THE family of a nurse who died from a rare heart condition have won a five-year battle for a new inquest.
Nurse Lisa Browne, 27, suffered from Long QT Syndrome - but this was only discovered after the original inquest recorded an open verdict.
Experts could not find a reason why Lisa - whose husband Stuart lives in Lindisfarne Avenue, Little Stanney - died in 1998.
She had been suffering stomach cramps, throat infections, bowel pains and other complaints, but Long QT was never diagnosed while she was alive.
Later tests by Swedish geneticists showed she had the electrical abnormality in her heart.
Long QT is an infrequent hereditary cardiac disorder which can occur in otherwise healthy people, whereby a sudden shock can kill them.
Lisa's parents, Doreen and Terence Harley, of Connah's Quay, said it was in the public interest for a fresh inquest to be called.
Mrs Harley said: 'Neither of us could ever accept that she died for no reason. To put everything in place, we need a death certificate showing the new cause of death.
'It is definitely the case that she had Long QT Syndrome and she died when her alarm clock went off.'
At the High Court in London last week, Mrs Justice Hallett and Mr Justice Nelson told Cheshire coroner Nicholas Rheinberg to hold a new inquest into the death of Lisa, a paediatric nurse at the Countess of Chester Hospital.

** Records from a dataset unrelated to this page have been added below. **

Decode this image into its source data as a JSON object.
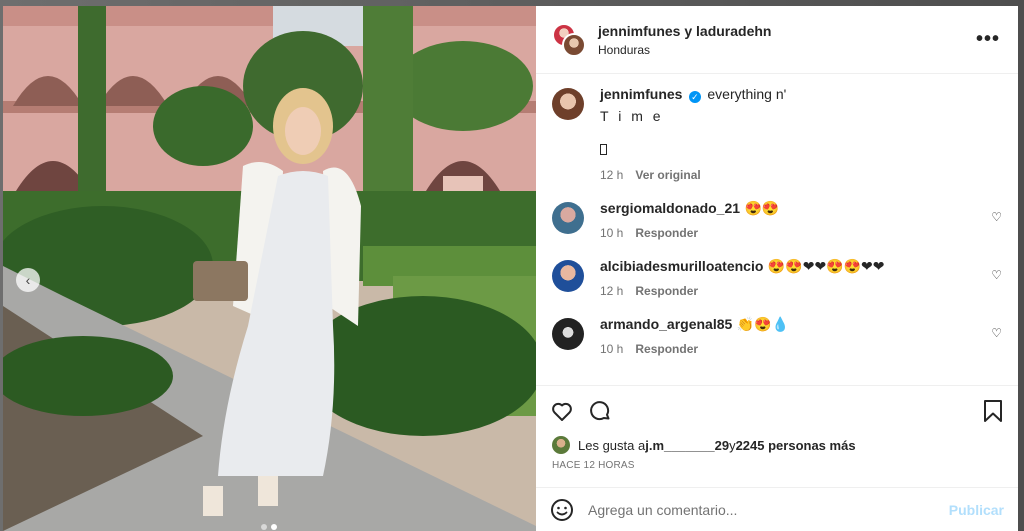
{
  "post": {
    "carousel": {
      "dots_count": 2,
      "active_index": 1
    }
  },
  "header": {
    "names": "jennimfunes y laduradehn",
    "location": "Honduras",
    "more_label": "•••"
  },
  "caption": {
    "username": "jennimfunes",
    "verified_mark": "✓",
    "text": "everything n'",
    "line2": "T i m e",
    "time": "12 h",
    "see_original": "Ver original"
  },
  "comments": [
    {
      "username": "sergiomaldonado_21",
      "text": "😍😍",
      "time": "10 h",
      "reply": "Responder"
    },
    {
      "username": "alcibiadesmurilloatencio",
      "text": "😍😍❤❤😍😍❤❤",
      "time": "12 h",
      "reply": "Responder"
    },
    {
      "username": "armando_argenal85",
      "text": "👏😍💧",
      "time": "10 h",
      "reply": "Responder"
    }
  ],
  "likes": {
    "prefix": "Les gusta a ",
    "user": "j.m_______29",
    "middle": " y ",
    "others": "2245 personas más"
  },
  "time_ago": "HACE 12 HORAS",
  "add_comment": {
    "placeholder": "Agrega un comentario...",
    "publish_label": "Publicar"
  },
  "icons": {
    "heart": "heart-icon",
    "comment": "comment-icon",
    "save": "bookmark-icon",
    "emoji": "smiley-icon",
    "prev": "chevron-left-icon",
    "more": "more-options-icon"
  }
}
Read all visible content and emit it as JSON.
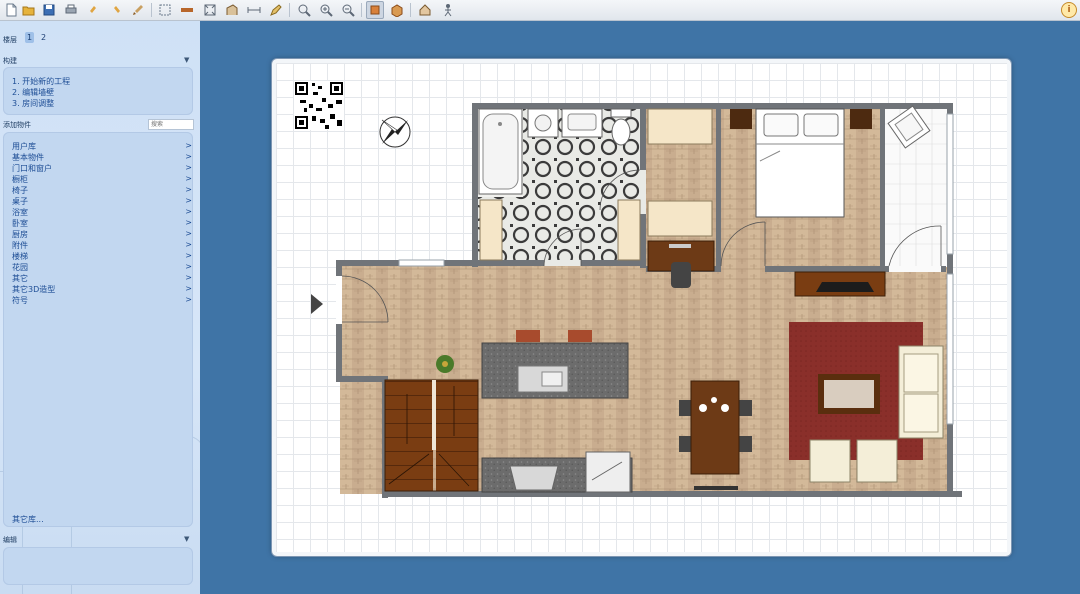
{
  "toolbar": {
    "icons": [
      "new-document-icon",
      "open-folder-icon",
      "save-icon",
      "print-icon",
      "undo-icon",
      "redo-icon",
      "brush-icon",
      "select-icon",
      "wall-icon",
      "room-icon",
      "door-tool-icon",
      "dimension-icon",
      "pencil-icon",
      "zoom-fit-icon",
      "zoom-in-icon",
      "zoom-out-icon",
      "2d-view-icon",
      "3d-view-icon",
      "house-view-icon",
      "walk-icon"
    ],
    "info_label": "i"
  },
  "sidebar": {
    "floors_label": "楼层",
    "floors": [
      "1",
      "2"
    ],
    "selected_floor": "1",
    "construct_title": "构建",
    "construct_items": [
      "1. 开始新的工程",
      "2. 编辑墙壁",
      "3. 房间调整"
    ],
    "add_title": "添加物件",
    "search_placeholder": "搜索",
    "library_items": [
      "用户库",
      "基本物件",
      "门口和窗户",
      "橱柜",
      "椅子",
      "桌子",
      "浴室",
      "卧室",
      "厨房",
      "附件",
      "楼梯",
      "花园",
      "其它",
      "其它3D造型",
      "符号"
    ],
    "more_library": "其它库...",
    "edit_title": "编辑",
    "arrow": ">",
    "chevron": "▼"
  },
  "colors": {
    "background": "#3f74a6",
    "wall": "#6b6f74",
    "floor_wood": "#c8ad8f",
    "rug": "#8a2f2a",
    "counter": "#6e6e6e",
    "stairs": "#7a3d12"
  }
}
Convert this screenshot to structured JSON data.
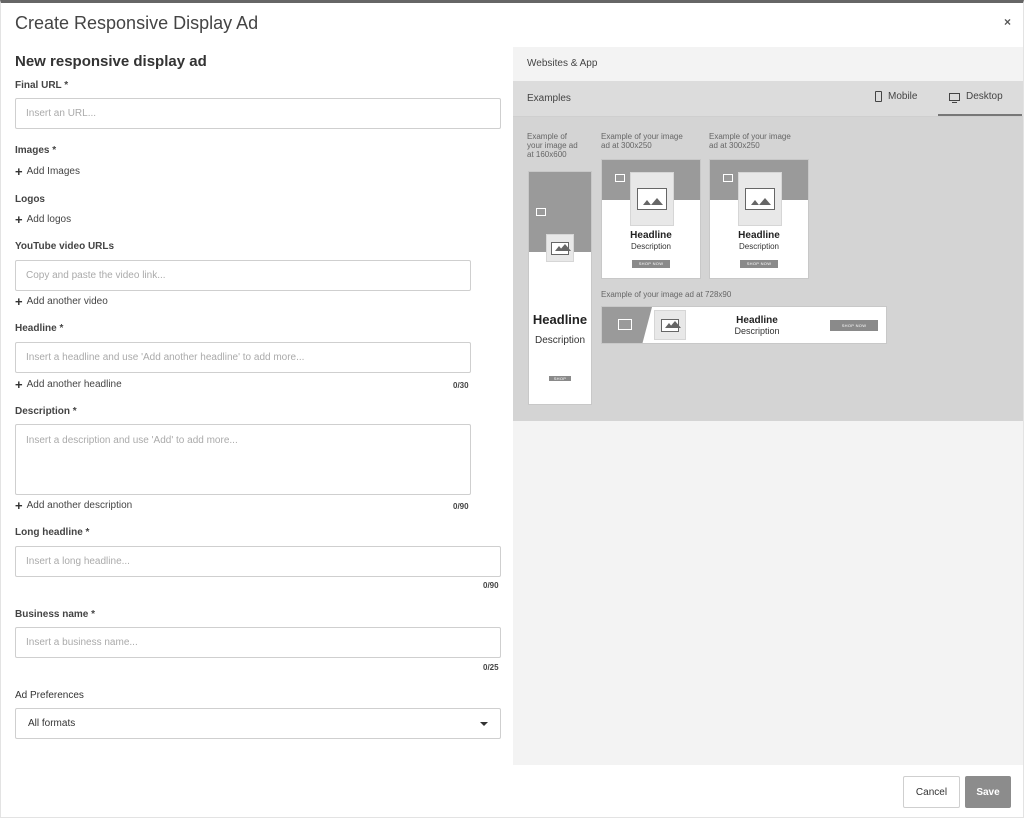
{
  "modal": {
    "title": "Create Responsive Display Ad",
    "close_glyph": "×"
  },
  "form": {
    "heading": "New responsive display ad",
    "final_url": {
      "label": "Final URL *",
      "placeholder": "Insert an URL..."
    },
    "images": {
      "label": "Images *",
      "add_label": "Add Images"
    },
    "logos": {
      "label": "Logos",
      "add_label": "Add logos"
    },
    "youtube": {
      "label": "YouTube video URLs",
      "placeholder": "Copy and paste the video link...",
      "add_label": "Add another video"
    },
    "headline": {
      "label": "Headline *",
      "placeholder": "Insert a headline and use 'Add another headline' to add more...",
      "add_label": "Add another headline",
      "counter": "0/30"
    },
    "description": {
      "label": "Description *",
      "placeholder": "Insert a description and use 'Add' to add more...",
      "add_label": "Add another description",
      "counter": "0/90"
    },
    "long_headline": {
      "label": "Long headline *",
      "placeholder": "Insert a long headline...",
      "counter": "0/90"
    },
    "business_name": {
      "label": "Business name *",
      "placeholder": "Insert a business name...",
      "counter": "0/25"
    },
    "ad_preferences": {
      "label": "Ad Preferences",
      "selected": "All formats"
    },
    "plus_glyph": "+"
  },
  "preview": {
    "top_label": "Websites & App",
    "examples_label": "Examples",
    "tabs": {
      "mobile": "Mobile",
      "desktop": "Desktop",
      "active": "desktop"
    },
    "captions": {
      "c160_line1": "Example of",
      "c160_line2": "your image ad",
      "c160_line3": "at 160x600",
      "c300a_line1": "Example of your image",
      "c300a_line2": "ad at 300x250",
      "c300b_line1": "Example of your image",
      "c300b_line2": "ad at 300x250",
      "c728": "Example of your image ad at 728x90"
    },
    "ad": {
      "headline": "Headline",
      "description": "Description",
      "cta": "SHOP NOW"
    }
  },
  "footer": {
    "cancel": "Cancel",
    "save": "Save"
  },
  "colors": {
    "accent_gray": "#8c8c8c",
    "preview_bg": "#d4d4d4"
  }
}
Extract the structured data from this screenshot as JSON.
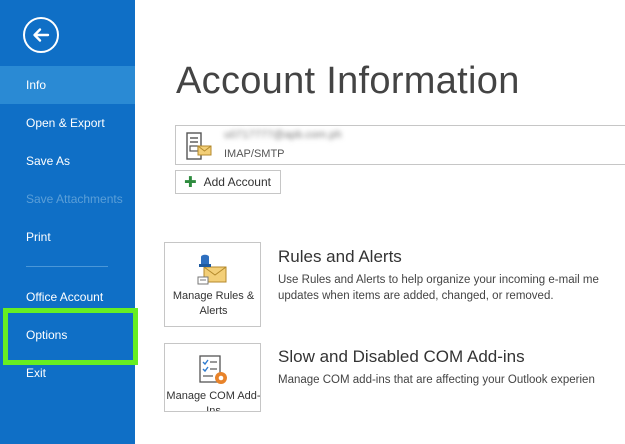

In written submissions, barrister Keith Morton said Lisa had been prescribed a drug to counter depression when her Long QT Syndrome was 'misdiagnosed' and this 'could have' exacerbated her condition.
He said relatives of other Long QT Syndrome victims could benefit from 'post-mortem diagnosis' as they, too, could have the disease.
Mr Morton added that if doctors knew the dangers of prescribing drugs that could have a detrimental affect on sufferers, lives could be saved.
No new date was set for the inquest, which will take place in front of Mr Rheinberg.